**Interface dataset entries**

Segment Open

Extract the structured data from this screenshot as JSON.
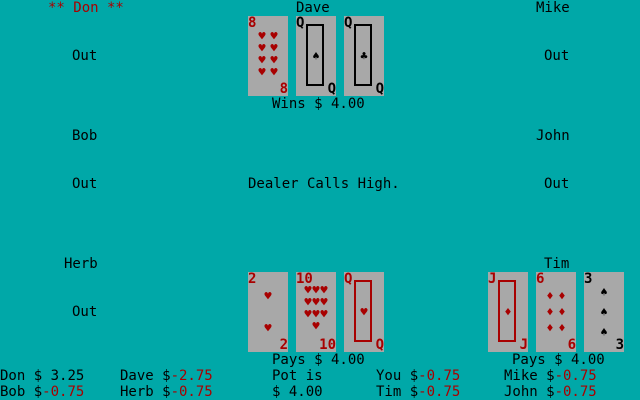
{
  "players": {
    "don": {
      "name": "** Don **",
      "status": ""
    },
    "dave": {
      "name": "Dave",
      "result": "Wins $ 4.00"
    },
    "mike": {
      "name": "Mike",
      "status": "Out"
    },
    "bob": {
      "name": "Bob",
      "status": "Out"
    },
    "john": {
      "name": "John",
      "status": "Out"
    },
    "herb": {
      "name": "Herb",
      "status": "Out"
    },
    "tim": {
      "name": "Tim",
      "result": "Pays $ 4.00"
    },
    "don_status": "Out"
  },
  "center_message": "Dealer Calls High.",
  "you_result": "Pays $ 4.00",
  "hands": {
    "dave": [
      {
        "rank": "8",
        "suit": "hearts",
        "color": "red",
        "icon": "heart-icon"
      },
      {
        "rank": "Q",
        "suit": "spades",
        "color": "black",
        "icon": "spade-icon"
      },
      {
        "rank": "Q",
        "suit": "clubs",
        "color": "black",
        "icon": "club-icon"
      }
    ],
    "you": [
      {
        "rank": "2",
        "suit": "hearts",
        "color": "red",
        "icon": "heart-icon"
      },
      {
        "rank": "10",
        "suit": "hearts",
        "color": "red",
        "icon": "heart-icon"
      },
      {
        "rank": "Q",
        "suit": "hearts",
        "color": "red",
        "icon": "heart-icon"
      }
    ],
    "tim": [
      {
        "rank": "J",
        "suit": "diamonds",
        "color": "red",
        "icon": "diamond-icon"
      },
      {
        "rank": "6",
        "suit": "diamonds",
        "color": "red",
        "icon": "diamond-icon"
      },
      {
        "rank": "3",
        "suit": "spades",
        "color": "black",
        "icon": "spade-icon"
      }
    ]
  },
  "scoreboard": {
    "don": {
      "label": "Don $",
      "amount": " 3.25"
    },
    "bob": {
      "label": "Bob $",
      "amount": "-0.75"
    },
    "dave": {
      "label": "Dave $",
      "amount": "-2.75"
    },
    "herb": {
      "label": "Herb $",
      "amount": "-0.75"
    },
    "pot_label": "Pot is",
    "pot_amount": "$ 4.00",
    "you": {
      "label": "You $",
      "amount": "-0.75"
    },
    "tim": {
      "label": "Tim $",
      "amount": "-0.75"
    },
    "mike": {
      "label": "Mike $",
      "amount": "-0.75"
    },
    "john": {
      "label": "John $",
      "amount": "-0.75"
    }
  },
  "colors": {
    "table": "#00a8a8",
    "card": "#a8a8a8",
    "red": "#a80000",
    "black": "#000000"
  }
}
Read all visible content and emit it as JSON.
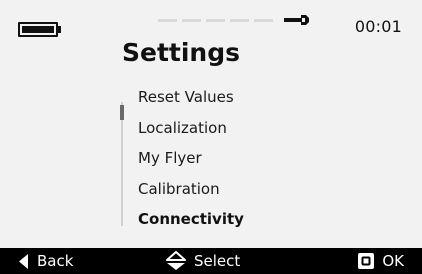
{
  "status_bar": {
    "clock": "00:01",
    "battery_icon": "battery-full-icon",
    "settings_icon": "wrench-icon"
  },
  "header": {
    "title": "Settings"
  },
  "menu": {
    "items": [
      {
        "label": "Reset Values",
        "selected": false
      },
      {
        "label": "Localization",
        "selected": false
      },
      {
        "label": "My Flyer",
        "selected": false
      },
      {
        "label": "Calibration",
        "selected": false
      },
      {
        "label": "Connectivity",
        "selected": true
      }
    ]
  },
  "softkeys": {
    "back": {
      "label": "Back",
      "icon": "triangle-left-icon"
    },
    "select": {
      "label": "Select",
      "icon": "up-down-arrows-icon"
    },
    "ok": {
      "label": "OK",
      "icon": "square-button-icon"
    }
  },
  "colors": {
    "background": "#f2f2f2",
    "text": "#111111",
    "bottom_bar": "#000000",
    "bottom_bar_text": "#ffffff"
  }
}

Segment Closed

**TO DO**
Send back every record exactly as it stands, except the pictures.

**FINAL ANSWER**
Extract the structured data from this screenshot as JSON.
{
  "players": {
    "don": {
      "name": "** Don **",
      "status": ""
    },
    "dave": {
      "name": "Dave",
      "result": "Wins $ 4.00"
    },
    "mike": {
      "name": "Mike",
      "status": "Out"
    },
    "bob": {
      "name": "Bob",
      "status": "Out"
    },
    "john": {
      "name": "John",
      "status": "Out"
    },
    "herb": {
      "name": "Herb",
      "status": "Out"
    },
    "tim": {
      "name": "Tim",
      "result": "Pays $ 4.00"
    },
    "don_status": "Out"
  },
  "center_message": "Dealer Calls High.",
  "you_result": "Pays $ 4.00",
  "hands": {
    "dave": [
      {
        "rank": "8",
        "suit": "hearts",
        "color": "red",
        "icon": "heart-icon"
      },
      {
        "rank": "Q",
        "suit": "spades",
        "color": "black",
        "icon": "spade-icon"
      },
      {
        "rank": "Q",
        "suit": "clubs",
        "color": "black",
        "icon": "club-icon"
      }
    ],
    "you": [
      {
        "rank": "2",
        "suit": "hearts",
        "color": "red",
        "icon": "heart-icon"
      },
      {
        "rank": "10",
        "suit": "hearts",
        "color": "red",
        "icon": "heart-icon"
      },
      {
        "rank": "Q",
        "suit": "hearts",
        "color": "red",
        "icon": "heart-icon"
      }
    ],
    "tim": [
      {
        "rank": "J",
        "suit": "diamonds",
        "color": "red",
        "icon": "diamond-icon"
      },
      {
        "rank": "6",
        "suit": "diamonds",
        "color": "red",
        "icon": "diamond-icon"
      },
      {
        "rank": "3",
        "suit": "spades",
        "color": "black",
        "icon": "spade-icon"
      }
    ]
  },
  "scoreboard": {
    "don": {
      "label": "Don $",
      "amount": " 3.25"
    },
    "bob": {
      "label": "Bob $",
      "amount": "-0.75"
    },
    "dave": {
      "label": "Dave $",
      "amount": "-2.75"
    },
    "herb": {
      "label": "Herb $",
      "amount": "-0.75"
    },
    "pot_label": "Pot is",
    "pot_amount": "$ 4.00",
    "you": {
      "label": "You $",
      "amount": "-0.75"
    },
    "tim": {
      "label": "Tim $",
      "amount": "-0.75"
    },
    "mike": {
      "label": "Mike $",
      "amount": "-0.75"
    },
    "john": {
      "label": "John $",
      "amount": "-0.75"
    }
  },
  "colors": {
    "table": "#00a8a8",
    "card": "#a8a8a8",
    "red": "#a80000",
    "black": "#000000"
  }
}
Read all visible content and emit it as JSON.
{
  "status_bar": {
    "clock": "00:01",
    "battery_icon": "battery-full-icon",
    "settings_icon": "wrench-icon"
  },
  "header": {
    "title": "Settings"
  },
  "menu": {
    "items": [
      {
        "label": "Reset Values",
        "selected": false
      },
      {
        "label": "Localization",
        "selected": false
      },
      {
        "label": "My Flyer",
        "selected": false
      },
      {
        "label": "Calibration",
        "selected": false
      },
      {
        "label": "Connectivity",
        "selected": true
      }
    ]
  },
  "softkeys": {
    "back": {
      "label": "Back",
      "icon": "triangle-left-icon"
    },
    "select": {
      "label": "Select",
      "icon": "up-down-arrows-icon"
    },
    "ok": {
      "label": "OK",
      "icon": "square-button-icon"
    }
  },
  "colors": {
    "background": "#f2f2f2",
    "text": "#111111",
    "bottom_bar": "#000000",
    "bottom_bar_text": "#ffffff"
  }
}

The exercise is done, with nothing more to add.